* **Aim of the exercise**
Look through the lines below for the word "JSON", and copy every line that has it.

Collection entries:
____________________
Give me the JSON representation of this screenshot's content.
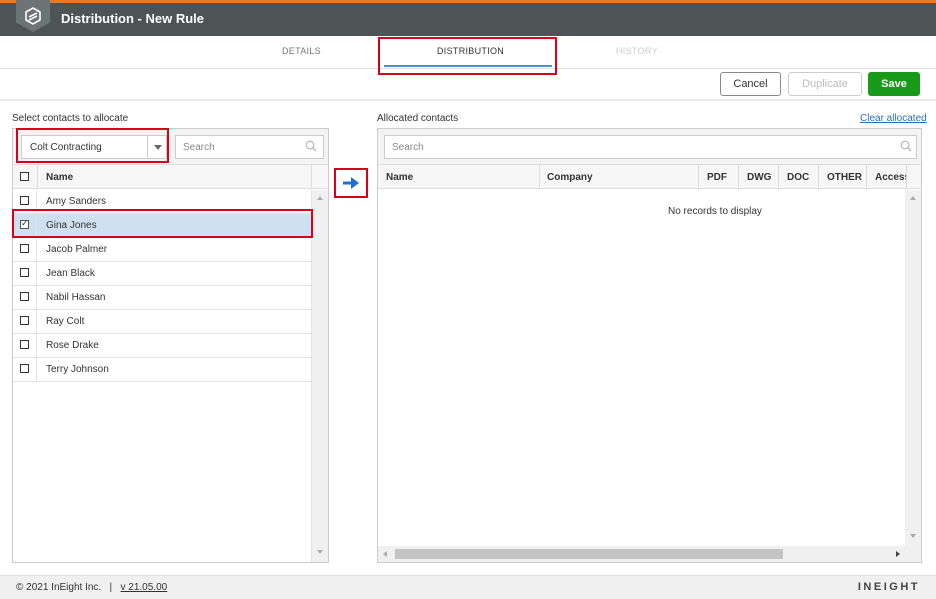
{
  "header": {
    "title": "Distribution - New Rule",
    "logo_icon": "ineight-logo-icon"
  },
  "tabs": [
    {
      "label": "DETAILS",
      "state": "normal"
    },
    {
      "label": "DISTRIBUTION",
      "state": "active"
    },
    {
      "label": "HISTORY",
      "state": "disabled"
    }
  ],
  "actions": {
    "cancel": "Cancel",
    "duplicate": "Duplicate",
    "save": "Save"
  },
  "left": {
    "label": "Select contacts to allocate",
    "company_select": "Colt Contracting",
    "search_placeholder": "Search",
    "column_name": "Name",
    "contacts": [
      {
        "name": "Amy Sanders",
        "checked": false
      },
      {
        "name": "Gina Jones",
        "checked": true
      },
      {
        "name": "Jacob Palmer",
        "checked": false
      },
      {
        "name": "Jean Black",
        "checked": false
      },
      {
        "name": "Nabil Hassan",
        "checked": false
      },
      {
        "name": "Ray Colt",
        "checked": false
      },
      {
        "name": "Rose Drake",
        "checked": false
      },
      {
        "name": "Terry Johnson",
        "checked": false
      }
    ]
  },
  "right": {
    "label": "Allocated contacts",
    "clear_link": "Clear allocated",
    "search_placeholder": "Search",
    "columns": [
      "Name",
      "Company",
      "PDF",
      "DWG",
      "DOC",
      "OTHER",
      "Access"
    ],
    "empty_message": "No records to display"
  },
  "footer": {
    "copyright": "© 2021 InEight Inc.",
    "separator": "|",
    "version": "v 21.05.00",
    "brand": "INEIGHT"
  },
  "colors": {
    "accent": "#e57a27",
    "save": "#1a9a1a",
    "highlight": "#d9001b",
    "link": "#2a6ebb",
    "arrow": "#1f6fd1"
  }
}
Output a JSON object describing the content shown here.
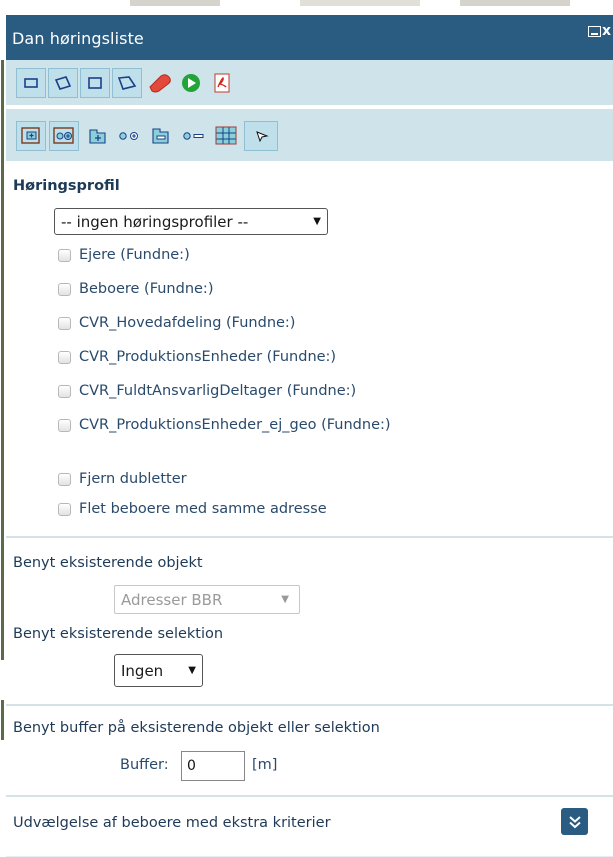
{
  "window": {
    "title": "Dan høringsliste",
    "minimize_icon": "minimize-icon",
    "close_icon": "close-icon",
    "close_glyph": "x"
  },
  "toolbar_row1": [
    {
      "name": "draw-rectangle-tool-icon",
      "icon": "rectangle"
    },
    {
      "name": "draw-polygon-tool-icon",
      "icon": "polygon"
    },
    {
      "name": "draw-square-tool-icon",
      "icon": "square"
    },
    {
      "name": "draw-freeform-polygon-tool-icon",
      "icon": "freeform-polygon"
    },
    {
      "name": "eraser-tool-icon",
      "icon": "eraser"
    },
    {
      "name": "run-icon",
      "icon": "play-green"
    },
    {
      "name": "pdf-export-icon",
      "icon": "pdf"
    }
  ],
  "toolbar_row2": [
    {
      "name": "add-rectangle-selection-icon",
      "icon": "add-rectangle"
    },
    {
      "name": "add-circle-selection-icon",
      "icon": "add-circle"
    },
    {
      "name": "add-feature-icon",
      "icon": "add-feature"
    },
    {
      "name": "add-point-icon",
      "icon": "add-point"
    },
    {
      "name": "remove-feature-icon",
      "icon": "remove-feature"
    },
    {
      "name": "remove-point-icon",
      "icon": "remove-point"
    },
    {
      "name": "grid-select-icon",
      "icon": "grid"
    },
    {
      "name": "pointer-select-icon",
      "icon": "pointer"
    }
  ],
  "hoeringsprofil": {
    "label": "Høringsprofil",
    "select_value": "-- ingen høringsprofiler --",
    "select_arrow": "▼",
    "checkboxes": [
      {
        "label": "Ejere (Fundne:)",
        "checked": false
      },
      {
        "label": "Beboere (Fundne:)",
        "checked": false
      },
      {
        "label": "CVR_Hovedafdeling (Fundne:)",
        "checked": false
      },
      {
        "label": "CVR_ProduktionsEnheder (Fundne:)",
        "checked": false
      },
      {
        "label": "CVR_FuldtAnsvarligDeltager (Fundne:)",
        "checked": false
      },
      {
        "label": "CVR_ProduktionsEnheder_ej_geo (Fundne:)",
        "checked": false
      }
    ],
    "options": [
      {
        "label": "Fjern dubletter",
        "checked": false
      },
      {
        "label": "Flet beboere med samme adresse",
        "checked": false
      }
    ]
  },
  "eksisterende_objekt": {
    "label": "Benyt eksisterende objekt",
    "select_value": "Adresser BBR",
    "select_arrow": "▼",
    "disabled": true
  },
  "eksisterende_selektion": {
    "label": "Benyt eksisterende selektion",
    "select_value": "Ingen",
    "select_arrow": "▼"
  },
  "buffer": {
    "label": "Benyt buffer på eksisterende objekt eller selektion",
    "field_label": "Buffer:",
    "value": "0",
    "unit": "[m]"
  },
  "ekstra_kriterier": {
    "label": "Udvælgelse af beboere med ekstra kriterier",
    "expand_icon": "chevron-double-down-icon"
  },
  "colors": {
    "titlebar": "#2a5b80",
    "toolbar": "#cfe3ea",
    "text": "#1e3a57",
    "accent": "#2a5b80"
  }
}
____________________
* **Solution to the problem**
Give me the JSON representation of this screenshot's content.
Output a JSON object describing the content shown here.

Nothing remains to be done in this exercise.